# WHAT THIS TASK INVOLVES:
Copy out each line featuring the string "true" from the entries beneath.
━━ GIVEN INFORMATION ━━
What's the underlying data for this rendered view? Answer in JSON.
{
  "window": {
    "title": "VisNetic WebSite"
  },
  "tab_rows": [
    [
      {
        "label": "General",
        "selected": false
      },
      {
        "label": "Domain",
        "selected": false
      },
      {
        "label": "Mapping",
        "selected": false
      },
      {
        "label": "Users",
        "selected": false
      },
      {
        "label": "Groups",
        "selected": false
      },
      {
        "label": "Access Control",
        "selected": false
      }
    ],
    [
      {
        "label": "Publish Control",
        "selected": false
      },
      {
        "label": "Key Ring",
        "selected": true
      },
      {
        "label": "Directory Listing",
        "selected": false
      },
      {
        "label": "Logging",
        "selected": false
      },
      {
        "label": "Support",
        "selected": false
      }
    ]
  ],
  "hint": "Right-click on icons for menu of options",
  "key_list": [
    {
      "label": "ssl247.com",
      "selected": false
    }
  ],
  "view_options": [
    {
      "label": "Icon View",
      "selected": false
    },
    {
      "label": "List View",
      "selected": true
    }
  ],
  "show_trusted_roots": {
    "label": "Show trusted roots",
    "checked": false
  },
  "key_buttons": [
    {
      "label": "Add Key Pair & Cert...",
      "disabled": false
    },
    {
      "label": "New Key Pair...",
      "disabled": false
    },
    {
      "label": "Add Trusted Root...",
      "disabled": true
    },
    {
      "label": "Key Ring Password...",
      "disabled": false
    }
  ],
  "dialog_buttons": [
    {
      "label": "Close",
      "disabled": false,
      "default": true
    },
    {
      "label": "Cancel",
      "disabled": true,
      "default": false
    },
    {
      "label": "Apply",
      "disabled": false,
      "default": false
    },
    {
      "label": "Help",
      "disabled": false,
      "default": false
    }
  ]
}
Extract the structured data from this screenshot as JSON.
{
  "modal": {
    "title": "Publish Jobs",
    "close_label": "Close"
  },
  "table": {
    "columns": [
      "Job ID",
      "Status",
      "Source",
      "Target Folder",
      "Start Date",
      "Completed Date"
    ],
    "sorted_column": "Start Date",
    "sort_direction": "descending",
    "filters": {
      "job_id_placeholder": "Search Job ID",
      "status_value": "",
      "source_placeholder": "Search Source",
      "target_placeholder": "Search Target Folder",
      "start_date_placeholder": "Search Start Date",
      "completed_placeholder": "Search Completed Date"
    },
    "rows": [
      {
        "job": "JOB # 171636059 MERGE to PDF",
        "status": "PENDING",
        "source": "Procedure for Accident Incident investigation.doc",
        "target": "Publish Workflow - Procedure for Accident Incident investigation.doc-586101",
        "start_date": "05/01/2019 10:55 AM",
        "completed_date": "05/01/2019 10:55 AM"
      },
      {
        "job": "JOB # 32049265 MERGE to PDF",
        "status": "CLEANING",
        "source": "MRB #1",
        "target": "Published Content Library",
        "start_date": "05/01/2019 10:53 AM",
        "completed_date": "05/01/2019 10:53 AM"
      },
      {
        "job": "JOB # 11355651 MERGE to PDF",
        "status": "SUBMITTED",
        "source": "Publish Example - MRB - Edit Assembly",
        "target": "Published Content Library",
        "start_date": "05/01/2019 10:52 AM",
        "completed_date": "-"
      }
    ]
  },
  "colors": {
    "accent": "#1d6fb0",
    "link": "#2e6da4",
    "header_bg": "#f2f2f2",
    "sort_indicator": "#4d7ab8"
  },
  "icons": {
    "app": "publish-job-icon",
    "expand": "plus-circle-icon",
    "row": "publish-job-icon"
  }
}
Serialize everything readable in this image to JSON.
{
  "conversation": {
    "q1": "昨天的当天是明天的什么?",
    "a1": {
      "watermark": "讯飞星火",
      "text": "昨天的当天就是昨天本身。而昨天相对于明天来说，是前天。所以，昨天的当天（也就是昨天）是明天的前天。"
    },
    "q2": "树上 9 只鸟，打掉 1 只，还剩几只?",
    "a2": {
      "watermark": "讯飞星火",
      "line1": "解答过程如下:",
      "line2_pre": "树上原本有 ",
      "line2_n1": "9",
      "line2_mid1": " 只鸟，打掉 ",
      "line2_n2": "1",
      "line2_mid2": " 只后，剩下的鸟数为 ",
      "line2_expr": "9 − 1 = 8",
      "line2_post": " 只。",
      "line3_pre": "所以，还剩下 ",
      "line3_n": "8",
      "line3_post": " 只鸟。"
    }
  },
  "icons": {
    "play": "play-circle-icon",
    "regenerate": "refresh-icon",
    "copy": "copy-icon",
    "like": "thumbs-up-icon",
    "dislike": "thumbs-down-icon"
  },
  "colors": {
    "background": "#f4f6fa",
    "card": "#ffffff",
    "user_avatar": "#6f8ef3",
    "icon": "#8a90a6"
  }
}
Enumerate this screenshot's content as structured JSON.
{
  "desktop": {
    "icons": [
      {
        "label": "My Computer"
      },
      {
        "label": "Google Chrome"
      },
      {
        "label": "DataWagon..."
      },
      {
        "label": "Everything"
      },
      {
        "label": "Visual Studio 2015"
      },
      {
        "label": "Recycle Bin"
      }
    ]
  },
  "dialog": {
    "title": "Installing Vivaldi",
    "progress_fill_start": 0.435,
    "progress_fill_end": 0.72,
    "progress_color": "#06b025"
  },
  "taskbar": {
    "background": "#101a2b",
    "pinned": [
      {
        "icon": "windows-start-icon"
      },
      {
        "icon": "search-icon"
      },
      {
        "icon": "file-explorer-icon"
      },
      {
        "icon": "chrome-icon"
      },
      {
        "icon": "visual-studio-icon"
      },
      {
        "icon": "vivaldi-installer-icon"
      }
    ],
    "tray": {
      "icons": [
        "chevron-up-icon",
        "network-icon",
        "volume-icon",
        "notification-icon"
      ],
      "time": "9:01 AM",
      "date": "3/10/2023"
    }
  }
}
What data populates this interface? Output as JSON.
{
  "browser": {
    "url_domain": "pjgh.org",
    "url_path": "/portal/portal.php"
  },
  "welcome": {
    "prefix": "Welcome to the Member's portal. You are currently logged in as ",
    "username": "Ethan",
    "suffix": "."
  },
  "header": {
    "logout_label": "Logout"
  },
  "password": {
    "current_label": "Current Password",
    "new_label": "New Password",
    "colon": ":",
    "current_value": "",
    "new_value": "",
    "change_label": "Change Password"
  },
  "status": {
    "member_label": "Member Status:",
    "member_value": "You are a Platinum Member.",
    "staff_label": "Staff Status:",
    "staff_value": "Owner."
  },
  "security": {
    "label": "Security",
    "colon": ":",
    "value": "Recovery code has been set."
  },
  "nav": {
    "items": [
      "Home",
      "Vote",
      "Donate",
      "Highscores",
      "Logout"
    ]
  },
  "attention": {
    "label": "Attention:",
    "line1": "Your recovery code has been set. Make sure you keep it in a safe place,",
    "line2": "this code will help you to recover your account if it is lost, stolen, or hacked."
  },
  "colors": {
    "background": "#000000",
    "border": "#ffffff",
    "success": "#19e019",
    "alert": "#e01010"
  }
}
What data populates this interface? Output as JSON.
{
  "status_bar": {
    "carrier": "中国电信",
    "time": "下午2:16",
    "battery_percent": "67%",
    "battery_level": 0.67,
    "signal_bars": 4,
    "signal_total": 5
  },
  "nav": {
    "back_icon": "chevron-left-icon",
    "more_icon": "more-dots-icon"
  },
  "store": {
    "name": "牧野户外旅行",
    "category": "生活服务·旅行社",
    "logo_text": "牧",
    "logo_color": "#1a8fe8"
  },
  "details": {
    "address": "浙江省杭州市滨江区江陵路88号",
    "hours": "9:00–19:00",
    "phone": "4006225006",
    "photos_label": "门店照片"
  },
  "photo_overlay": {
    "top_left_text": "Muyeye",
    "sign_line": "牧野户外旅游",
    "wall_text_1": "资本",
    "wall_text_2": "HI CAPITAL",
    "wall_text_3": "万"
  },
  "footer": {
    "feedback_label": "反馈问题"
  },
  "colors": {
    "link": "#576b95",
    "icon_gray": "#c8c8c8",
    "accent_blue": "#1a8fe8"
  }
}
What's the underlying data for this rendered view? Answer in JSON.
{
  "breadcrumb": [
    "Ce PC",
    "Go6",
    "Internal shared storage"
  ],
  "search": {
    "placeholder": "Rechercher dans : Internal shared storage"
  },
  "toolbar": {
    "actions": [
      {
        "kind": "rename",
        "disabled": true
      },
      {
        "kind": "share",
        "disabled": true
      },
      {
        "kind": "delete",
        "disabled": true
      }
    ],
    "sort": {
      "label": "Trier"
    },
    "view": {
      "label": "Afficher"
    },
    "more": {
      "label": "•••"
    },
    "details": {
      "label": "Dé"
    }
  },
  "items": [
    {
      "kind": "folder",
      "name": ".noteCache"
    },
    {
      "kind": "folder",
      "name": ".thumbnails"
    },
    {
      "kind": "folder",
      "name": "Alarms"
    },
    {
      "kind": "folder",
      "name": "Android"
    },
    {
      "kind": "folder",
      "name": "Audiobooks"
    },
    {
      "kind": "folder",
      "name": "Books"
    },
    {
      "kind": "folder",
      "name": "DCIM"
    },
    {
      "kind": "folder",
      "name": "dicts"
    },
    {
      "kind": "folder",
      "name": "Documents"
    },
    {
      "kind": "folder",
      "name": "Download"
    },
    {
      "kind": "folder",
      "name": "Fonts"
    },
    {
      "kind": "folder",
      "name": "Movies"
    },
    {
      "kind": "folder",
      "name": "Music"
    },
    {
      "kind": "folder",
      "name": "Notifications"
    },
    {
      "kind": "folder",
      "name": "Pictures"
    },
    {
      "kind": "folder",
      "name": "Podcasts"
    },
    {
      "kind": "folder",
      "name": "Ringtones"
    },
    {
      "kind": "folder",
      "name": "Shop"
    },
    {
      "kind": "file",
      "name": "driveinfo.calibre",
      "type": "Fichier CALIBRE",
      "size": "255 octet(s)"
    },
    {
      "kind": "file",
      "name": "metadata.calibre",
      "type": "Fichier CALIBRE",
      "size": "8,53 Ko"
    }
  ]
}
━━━
# ANSWER TO THE PROBLEM:
        "selected": true
      "selected": true
      "disabled": true
      "default": true
      "disabled": true,
        "disabled": true
        "disabled": true
        "disabled": true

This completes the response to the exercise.